Archive for Tuesday, February 13, 2007

Duke falls out of poll

February 13, 2007


Duke's Top 25 streak is over.

Saddled by its first four-game losing skid in 11 years, Duke fell out of the Associated Press poll Monday for the first time since the end of the 1995-96 season. The Blue Devils had been in the media poll for 200 straight weeks - the second longest streak behind UCLA.

The Bruins' run lasted 221 weeks, from the 1966-67 preseason poll to Jan. 8, 1980. North Carolina is third all-time with 172 straight weeks from the 1990-91 preseason poll to Jan. 17, 2000.

"If you do it for a long period of time, it means you've been good that long," Duke coach Mike Krzyzewski said of his team's streak that began in the 1996-97 preseason poll. "We never bring it up. It's a nice stat thing."

UCLA and Memphis are now tied for the longest active streak at 34 straight weeks in the Top 25.

Duke was No. 8 two weeks ago before losing in the final seconds to Virginia and Florida State. The Blue Devils lost to then-No. 5 North Carolina, 79-73, on Wednesday and fell, 72-60, at Maryland on Sunday for their first four-game losing since Jan. 3-13, 1996.

"We travel a narrow road between winning and losing," Krzyzewski said. "We were in a position to win, you have to make sure the kids know that. They are doing a lot of things to put themselves in a position to win."

Duke received 150 points, falling just eight short of No. 25 Alabama.

The Blue Devils will try to end their slide Wednesday against Atlantic Coast Conference leader Boston College. The Eagles (18-6, 9-2 ACC) are finally back in the poll at No. 21 after falling out in week 3.

Florida remained a unanimous No. 1 for the second straight week, garnering all 72 first-place votes.

UCLA fell to fifth after splitting games this past week.

Ohio State moved up to No. 2 - its highest ranking since 1991.

Wisconsin and North Carolina also gained a spot, moving up to No. 3 and No. 4, respectively.

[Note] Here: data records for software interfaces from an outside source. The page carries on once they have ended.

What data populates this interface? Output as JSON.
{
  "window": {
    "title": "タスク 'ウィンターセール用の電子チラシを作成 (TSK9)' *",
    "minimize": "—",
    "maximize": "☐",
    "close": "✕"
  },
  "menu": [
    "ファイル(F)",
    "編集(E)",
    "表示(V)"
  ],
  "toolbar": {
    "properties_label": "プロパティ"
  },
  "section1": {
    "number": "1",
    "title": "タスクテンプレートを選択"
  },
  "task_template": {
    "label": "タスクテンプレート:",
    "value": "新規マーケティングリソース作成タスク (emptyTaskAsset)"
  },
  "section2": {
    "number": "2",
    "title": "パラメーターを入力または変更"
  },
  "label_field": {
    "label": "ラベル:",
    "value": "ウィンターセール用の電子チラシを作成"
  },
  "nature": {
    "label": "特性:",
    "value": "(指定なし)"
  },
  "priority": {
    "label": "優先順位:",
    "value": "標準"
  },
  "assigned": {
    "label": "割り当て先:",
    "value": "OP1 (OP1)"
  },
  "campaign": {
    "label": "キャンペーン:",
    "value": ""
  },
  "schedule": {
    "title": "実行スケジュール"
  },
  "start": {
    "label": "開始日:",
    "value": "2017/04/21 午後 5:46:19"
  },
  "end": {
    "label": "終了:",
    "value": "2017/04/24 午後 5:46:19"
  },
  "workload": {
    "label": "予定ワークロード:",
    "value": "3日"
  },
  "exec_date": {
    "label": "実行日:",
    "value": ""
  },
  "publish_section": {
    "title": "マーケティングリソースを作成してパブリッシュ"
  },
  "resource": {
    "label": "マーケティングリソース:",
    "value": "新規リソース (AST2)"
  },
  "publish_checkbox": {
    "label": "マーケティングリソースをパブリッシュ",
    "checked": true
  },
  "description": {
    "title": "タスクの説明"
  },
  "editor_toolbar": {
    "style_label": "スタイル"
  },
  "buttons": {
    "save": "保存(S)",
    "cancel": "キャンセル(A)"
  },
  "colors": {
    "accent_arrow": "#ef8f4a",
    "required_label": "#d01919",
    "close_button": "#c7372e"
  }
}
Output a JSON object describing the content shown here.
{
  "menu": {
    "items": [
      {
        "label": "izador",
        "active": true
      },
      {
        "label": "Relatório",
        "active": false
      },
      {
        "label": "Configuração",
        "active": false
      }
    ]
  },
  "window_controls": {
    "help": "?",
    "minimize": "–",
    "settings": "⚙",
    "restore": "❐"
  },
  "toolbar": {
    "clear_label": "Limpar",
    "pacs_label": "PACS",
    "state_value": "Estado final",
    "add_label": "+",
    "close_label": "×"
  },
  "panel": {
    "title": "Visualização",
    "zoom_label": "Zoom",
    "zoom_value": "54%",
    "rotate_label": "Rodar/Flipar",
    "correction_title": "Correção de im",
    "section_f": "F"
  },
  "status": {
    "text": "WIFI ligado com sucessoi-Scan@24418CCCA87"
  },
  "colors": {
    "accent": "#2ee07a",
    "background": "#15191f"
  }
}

Texas A&M; was No. 6, followed by Pittsburgh, Memphis, Kansas and Washington State.


Use the comment form below to begin a discussion about this content.

Commenting has been disabled for this item.